Citing PatentFiling datePublication dateApplicantTitle
US5530414 *Sep 12, 1994Jun 25, 1996Saftronics, Inc.Switching accessory for use with motor starters
US8724325 *May 19, 2009May 13, 2014Hamilton Sundstrand CorporationSolid state switch arrangement
US20100296254 *May 19, 2009Nov 25, 2010Schnetker Ted RSolid state switch arrangement
WO2003044219A1 *Nov 19, 2002May 30, 2003Libraria, Inc.Method of flexibly generating diverse reaction chemistries
U.S. Classification361/708, 363/141, 363/144, 174/16.3, 361/709
International ClassificationH05K5/06, H05K7/20
Cooperative ClassificationH05K7/20463, H05K5/065
European ClassificationH05K5/06F, H05K7/20F4B3
Legal Events
Jan 10, 1985ASAssignment
Effective date: 19841212
Effective date: 19841218
May 12, 1989ASAssignment
Effective date: 19881107
Jan 2, 1991REMIMaintenance fee reminder mailed
Jun 2, 1991LAPSLapse for failure to pay maintenance fees
Aug 13, 1991FPExpired due to failure to pay maintenance fee

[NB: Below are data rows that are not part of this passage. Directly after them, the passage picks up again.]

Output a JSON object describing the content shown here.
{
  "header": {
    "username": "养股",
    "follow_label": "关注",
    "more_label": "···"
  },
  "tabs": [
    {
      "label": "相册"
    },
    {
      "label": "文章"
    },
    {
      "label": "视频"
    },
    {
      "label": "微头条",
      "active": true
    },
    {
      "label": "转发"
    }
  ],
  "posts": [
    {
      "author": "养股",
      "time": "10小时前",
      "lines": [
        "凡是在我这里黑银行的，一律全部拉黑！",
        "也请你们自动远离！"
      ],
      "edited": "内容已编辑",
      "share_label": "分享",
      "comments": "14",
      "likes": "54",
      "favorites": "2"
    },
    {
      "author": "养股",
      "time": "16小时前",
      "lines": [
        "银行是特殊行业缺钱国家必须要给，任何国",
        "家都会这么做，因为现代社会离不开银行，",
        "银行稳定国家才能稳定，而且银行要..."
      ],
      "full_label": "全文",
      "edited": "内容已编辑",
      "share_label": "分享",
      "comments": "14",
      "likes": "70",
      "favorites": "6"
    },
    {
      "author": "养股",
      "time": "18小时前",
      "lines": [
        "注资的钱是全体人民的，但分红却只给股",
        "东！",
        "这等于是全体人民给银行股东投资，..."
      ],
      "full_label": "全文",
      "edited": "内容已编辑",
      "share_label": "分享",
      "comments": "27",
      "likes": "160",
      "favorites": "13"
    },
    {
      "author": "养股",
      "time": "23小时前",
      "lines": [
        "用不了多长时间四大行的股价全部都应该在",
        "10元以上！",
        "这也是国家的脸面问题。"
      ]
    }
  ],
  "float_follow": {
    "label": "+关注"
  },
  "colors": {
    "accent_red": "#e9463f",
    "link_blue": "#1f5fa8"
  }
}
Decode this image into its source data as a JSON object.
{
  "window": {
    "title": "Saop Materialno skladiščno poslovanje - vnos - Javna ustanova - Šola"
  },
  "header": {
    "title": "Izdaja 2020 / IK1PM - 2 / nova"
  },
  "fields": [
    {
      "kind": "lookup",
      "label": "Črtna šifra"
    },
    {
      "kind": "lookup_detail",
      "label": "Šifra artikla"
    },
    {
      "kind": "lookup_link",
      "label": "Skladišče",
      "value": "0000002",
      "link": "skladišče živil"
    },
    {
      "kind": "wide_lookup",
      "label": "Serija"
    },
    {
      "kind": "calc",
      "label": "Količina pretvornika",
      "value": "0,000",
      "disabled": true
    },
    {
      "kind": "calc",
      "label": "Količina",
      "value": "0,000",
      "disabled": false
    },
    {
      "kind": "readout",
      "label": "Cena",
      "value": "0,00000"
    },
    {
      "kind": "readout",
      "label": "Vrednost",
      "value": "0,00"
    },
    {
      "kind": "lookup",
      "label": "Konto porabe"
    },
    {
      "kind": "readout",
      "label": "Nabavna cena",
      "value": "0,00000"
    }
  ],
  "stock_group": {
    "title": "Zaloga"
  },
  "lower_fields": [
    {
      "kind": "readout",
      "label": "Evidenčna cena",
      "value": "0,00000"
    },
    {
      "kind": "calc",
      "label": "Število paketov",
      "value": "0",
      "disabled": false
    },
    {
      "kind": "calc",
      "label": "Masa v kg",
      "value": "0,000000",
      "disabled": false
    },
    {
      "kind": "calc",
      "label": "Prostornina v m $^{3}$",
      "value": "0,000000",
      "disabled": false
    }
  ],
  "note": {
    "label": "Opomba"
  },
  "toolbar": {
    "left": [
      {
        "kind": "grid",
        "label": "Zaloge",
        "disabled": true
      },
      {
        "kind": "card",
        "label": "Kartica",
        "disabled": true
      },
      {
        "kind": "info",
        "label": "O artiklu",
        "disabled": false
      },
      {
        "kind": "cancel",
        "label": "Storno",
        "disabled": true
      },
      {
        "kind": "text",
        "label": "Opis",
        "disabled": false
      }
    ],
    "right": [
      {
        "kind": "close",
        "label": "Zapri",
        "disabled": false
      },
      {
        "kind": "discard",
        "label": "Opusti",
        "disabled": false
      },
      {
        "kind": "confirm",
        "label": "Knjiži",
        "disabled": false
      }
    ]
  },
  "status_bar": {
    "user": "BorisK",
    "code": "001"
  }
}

Effective date: 19910602
Aug 12, 1993ASAssignment
Effective date: 19930616